A friend of mine a while back, given to visions, found herself in a garden of strange shapes, all standing beside their opposites. A voice told her, Look at it from over here… And she went there, and looked, and saw that there were only unities in that garden.
Our whole world is dichotomies: night/day; male/female; darkness/light; human/being.
It has been said that this world is a school where we as entities come to live in bodies, to experience all these dichotomies, these options, and to learn how to make choices: choices that bring us to prosperity, to well-being, to connectedness when we need it and individuality when we need that. It is by our choices we find happiness–or not. And what is ‘happiness?’ That also is, of course, a matter of choice.
Our choice-making is, of course, based on what we believe about–well, everything. Life, the world, other people, ourselves…
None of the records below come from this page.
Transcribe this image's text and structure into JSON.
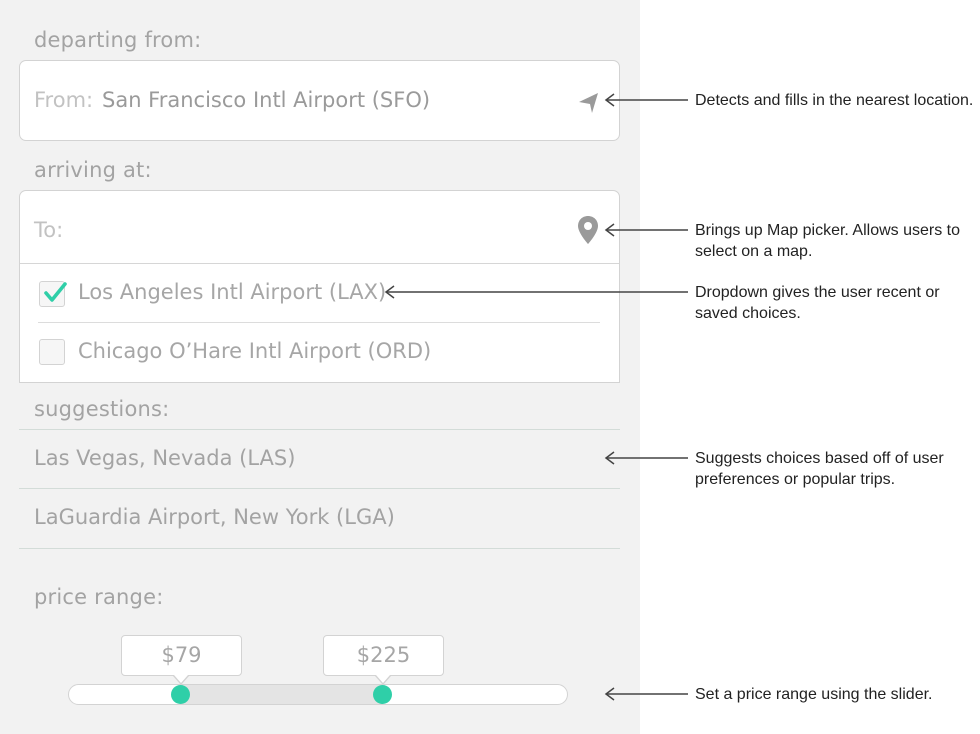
{
  "departing": {
    "section_label": "departing from:",
    "field_label": "From:",
    "field_value": "San Francisco Intl Airport (SFO)",
    "icon": "location-arrow-icon"
  },
  "arriving": {
    "section_label": "arriving at:",
    "field_label": "To:",
    "field_value": "",
    "icon": "map-pin-icon",
    "dropdown": [
      {
        "label": "Los Angeles Intl Airport (LAX)",
        "checked": true
      },
      {
        "label": "Chicago O’Hare Intl Airport (ORD)",
        "checked": false
      }
    ]
  },
  "suggestions": {
    "section_label": "suggestions:",
    "items": [
      "Las Vegas, Nevada (LAS)",
      "LaGuardia Airport, New York (LGA)"
    ]
  },
  "price_range": {
    "section_label": "price range:",
    "min_label": "$79",
    "max_label": "$225",
    "min_position": 0.226,
    "max_position": 0.63
  },
  "annotations": [
    "Detects and fills in the nearest location.",
    "Brings up Map picker. Allows users to select on a map.",
    "Dropdown gives the user recent or saved choices.",
    "Suggests choices based off of user preferences or popular trips.",
    "Set a price range using the slider."
  ],
  "colors": {
    "panel_bg": "#f2f2f2",
    "accent": "#2fcfa8",
    "muted_text": "#a3a3a3",
    "annotation_text": "#222222"
  }
}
Our beliefs are based on our interpretation of what we find in the world, how we observe it, and through what filters of awareness, of judgement, of previous investments or commitments. We believe according to what trusted authorities have told us is true. We believe what our logic and analysis tell us is true. We believe what our feelings tell us is true. If, in fact, what we believe is mistaken, Reality will let us know that we have chosen poorly. We can choose to pay attention to that, or to continue to cling to our most cherished beliefs no matter how they fail to bring us to happiness.
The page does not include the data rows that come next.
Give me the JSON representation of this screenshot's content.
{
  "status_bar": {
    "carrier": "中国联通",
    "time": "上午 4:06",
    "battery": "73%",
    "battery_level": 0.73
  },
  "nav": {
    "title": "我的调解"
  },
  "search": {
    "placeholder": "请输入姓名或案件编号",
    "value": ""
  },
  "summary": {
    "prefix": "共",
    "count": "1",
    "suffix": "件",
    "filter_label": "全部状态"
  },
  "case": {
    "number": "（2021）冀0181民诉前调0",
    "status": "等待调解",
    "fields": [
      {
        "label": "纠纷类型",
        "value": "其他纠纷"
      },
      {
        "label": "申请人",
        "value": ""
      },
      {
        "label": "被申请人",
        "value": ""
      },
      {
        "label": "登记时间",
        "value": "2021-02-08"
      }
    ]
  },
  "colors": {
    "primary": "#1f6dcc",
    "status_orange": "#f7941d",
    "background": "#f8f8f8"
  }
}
Every day deluges us with options and opportunities to go one way or another. Every dichotomy breaks down into further dichotomies. Each choice made also changes the landscape of next choices. Every choice has consequences, every consequence requires new choices. Every short term success may lead to longer term consequences, and there are always those ‘unintended consequences’ we never saw coming.
Are there right and wrong choices? Or simply choices that work, vs choices that don’t work? How you answer depends on what you believe. What you believe depends on who or what you accept as authority over your own ability to observe, understand, and choose.
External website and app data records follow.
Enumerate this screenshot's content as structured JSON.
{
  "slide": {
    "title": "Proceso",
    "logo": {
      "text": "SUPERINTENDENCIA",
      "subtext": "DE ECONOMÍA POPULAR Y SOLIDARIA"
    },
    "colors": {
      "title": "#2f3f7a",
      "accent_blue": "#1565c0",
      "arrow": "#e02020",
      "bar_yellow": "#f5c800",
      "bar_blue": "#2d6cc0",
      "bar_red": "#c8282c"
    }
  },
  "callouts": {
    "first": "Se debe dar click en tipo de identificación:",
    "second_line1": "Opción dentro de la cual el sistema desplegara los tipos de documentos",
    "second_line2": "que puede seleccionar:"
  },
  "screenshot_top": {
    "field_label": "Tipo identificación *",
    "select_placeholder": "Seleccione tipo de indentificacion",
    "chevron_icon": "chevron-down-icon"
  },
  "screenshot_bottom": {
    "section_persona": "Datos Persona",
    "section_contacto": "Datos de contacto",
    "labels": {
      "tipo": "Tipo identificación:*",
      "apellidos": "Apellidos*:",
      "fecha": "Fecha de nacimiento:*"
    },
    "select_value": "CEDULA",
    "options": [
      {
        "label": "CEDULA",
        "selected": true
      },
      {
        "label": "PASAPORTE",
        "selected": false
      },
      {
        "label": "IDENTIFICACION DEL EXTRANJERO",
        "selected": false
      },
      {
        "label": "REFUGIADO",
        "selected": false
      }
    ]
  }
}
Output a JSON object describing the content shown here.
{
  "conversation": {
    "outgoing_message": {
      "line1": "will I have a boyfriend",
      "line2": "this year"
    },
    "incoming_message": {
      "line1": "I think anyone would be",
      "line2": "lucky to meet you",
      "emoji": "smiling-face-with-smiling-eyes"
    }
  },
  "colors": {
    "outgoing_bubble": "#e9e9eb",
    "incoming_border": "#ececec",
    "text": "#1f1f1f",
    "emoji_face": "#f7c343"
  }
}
And the longer one remains in school, the more challenging the lessons become.
Welcome to the Garden of Dichotomies!